Do you read Vanity Fair? I like to read it in the bath, or bed on a Sunday morning, with a cup of coffee. I like to pretend that I earn as much as the people who the magazine are aimed at (ah, aspiration!) I mention it because there was an article in it this month about Catherine Robbe-Grillet, wife of Alain, who is ‘France’s foremost Madam’. Not madam in the sense that she runs a knocking shop above a bookies in Lyon, but Madam, meaning that she is a venerable dominatrix. She is also in her eighties and less than five foot tall, which makes me think that that song about short people by Newman, R. Can go and shove it up its ass. This woman dominates and sets up parties for others to live out their fantasies, mixing suffering and bliss into an art form.
When I first started reading the article I was hesitant, because sub and dom, in my cloistered mind, means ‘kinky stuff’. I have memories of Helga from Allo Allo and dodgy politicians and I can’t take it. But, as Catherine and her acolytes tell, sub dom relationships are rarely about sex, they have impeccable etiquette and no one gets hurt. But still, my mind persists.
Can you un-hardwire prejudice like this? The story resonated with me, because I have a friend who recently confessed that she was enjoying fantasy and roleplay and I think, at the time, that I coped with her confession reasonably well. If I am being honest, (yikes!) My immediate thought was ís she grooming me’? Which is like thinking that every gay person fancies you. I need to get over myself, I know.

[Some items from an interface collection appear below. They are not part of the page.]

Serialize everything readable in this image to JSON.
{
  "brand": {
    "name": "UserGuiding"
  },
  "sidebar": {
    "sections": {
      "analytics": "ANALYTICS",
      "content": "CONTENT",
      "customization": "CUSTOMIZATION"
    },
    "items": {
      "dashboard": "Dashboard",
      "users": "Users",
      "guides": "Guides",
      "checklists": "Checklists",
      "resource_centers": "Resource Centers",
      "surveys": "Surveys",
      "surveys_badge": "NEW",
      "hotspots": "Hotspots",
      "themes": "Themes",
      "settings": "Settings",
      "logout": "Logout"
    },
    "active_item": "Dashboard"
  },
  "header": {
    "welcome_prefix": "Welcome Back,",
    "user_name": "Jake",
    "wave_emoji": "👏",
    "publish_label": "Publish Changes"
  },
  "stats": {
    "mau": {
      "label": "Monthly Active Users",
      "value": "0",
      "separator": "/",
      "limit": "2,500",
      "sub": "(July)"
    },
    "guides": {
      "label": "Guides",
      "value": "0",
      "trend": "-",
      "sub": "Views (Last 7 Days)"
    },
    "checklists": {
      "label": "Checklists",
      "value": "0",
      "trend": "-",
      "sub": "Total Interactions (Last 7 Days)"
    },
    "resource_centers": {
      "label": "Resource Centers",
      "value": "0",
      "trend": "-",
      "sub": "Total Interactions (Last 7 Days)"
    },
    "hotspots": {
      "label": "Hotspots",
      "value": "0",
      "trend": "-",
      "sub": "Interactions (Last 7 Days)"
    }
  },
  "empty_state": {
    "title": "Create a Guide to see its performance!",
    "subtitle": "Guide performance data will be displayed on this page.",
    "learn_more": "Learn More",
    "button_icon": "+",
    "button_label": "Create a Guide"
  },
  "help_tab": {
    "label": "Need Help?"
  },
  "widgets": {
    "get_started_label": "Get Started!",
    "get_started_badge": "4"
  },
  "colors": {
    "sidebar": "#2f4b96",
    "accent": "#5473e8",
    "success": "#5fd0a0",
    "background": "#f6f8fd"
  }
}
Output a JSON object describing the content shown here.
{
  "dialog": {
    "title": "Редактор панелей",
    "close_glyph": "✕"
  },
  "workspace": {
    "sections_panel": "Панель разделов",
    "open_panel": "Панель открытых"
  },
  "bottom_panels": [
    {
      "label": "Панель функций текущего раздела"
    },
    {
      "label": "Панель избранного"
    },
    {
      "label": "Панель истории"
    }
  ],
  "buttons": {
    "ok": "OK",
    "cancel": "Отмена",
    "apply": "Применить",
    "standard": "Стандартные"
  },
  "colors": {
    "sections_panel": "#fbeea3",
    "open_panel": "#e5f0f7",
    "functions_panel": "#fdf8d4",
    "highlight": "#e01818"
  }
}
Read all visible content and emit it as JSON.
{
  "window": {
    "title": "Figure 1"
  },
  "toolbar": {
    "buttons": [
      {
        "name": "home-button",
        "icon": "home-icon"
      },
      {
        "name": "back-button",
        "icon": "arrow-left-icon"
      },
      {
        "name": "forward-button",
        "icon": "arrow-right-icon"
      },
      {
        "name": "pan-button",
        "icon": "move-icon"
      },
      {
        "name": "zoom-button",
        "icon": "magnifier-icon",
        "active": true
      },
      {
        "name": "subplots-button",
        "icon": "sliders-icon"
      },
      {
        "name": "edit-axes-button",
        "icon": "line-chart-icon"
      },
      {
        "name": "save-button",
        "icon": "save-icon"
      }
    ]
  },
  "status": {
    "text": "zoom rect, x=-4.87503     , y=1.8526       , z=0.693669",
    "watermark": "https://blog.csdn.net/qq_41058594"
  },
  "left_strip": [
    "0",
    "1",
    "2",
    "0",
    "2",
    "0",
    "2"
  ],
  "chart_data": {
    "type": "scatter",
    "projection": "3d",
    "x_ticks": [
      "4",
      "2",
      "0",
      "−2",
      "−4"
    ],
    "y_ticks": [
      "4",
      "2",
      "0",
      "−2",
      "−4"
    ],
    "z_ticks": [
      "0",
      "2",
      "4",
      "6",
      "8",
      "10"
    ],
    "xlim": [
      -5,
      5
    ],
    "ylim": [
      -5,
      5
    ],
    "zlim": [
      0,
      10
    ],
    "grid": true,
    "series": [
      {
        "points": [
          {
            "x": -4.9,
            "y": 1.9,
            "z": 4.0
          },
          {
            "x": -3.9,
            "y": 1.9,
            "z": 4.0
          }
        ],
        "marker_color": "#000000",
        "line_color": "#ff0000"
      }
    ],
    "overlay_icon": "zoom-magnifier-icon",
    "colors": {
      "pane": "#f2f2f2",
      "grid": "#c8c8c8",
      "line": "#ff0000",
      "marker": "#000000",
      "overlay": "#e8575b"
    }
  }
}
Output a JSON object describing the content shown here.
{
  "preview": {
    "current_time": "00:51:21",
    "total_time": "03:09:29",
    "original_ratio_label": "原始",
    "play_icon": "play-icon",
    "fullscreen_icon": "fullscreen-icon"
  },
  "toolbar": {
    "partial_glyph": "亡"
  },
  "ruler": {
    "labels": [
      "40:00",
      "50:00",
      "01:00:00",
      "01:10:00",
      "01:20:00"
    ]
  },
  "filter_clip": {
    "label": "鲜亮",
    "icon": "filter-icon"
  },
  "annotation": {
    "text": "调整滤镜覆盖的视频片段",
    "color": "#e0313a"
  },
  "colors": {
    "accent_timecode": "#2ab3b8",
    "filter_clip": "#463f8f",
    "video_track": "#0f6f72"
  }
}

What I was astounded by was her honesty, and why she felt like telling me.
Truth is, if someone comes out, they’re doing it for themselves, not me. And the test for me is how I handle it, not for them to deal with. It would seem that I’m squeamish about honesty. Real honesty. Most of the time, honesty involves moaning about my day (and is that always true, or just a rather depressing way of starting a conversation? Perhaps people just assume that you’ve had a lousy day, too, so it’s a means of establishing commonality – so sad.) And I don’t mean honesty in the sense of telling someone what you think about them, because that’s nearly always a reflection of how you feel about the world or a situation. I mean when the teller is being honest about themselves, for no reason, just to tell. And I can’t handle it! I automatically try to think of something that I can do with this information, even when the person isn’t telling me for that reason, just because they love me or respect me and want me to know about them. Can I help? Give you something? Offer support? This may make them think that there is something wrong with them, which is not the case. After all, it’s me who has the issue with this honesty malarkey, not them.